### Exercise objective
Each line of the data below that contains "rank" must be copied.
*** Record set ***
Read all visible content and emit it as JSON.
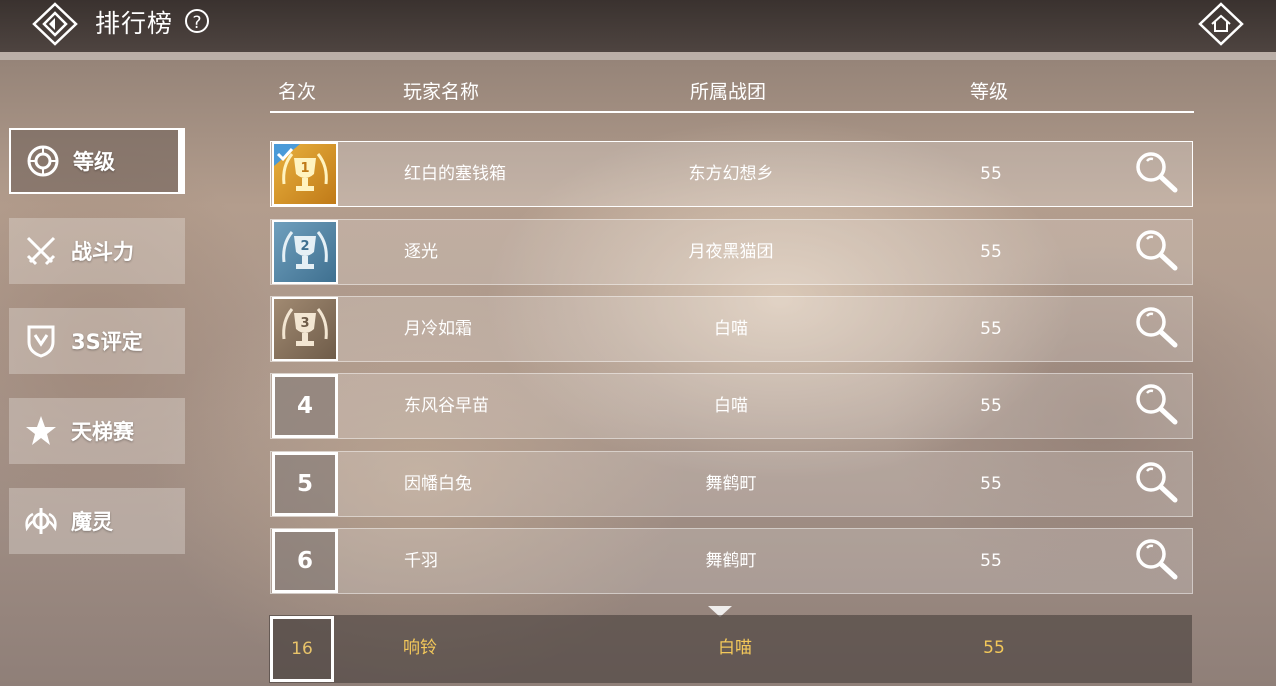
{
  "header": {
    "title": "排行榜",
    "help": "?"
  },
  "sidebar": {
    "tabs": [
      {
        "label": "等级",
        "icon": "gear-ring-icon",
        "active": true
      },
      {
        "label": "战斗力",
        "icon": "crossed-swords-icon",
        "active": false
      },
      {
        "label": "3S评定",
        "icon": "shield-crest-icon",
        "active": false
      },
      {
        "label": "天梯赛",
        "icon": "star-icon",
        "active": false
      },
      {
        "label": "魔灵",
        "icon": "winged-emblem-icon",
        "active": false
      }
    ]
  },
  "table": {
    "columns": [
      "名次",
      "玩家名称",
      "所属战团",
      "等级"
    ],
    "rows": [
      {
        "rank": "1",
        "name": "红白的塞钱箱",
        "guild": "东方幻想乡",
        "level": "55",
        "trophy": "gold"
      },
      {
        "rank": "2",
        "name": "逐光",
        "guild": "月夜黑猫团",
        "level": "55",
        "trophy": "silver"
      },
      {
        "rank": "3",
        "name": "月冷如霜",
        "guild": "白喵",
        "level": "55",
        "trophy": "bronze"
      },
      {
        "rank": "4",
        "name": "东风谷早苗",
        "guild": "白喵",
        "level": "55"
      },
      {
        "rank": "5",
        "name": "因幡白兔",
        "guild": "舞鹤町",
        "level": "55"
      },
      {
        "rank": "6",
        "name": "千羽",
        "guild": "舞鹤町",
        "level": "55"
      }
    ]
  },
  "self": {
    "rank": "16",
    "name": "响铃",
    "guild": "白喵",
    "level": "55"
  },
  "colors": {
    "gold": "#d89a2a",
    "silver": "#5b8fae",
    "bronze": "#8a7560",
    "self_text": "#f3c85a"
  }
}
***
### Solved exercise
        "rank": "1",
        "rank": "2",
        "rank": "3",
        "rank": "4",
        "rank": "5",
        "rank": "6",
    "rank": "16",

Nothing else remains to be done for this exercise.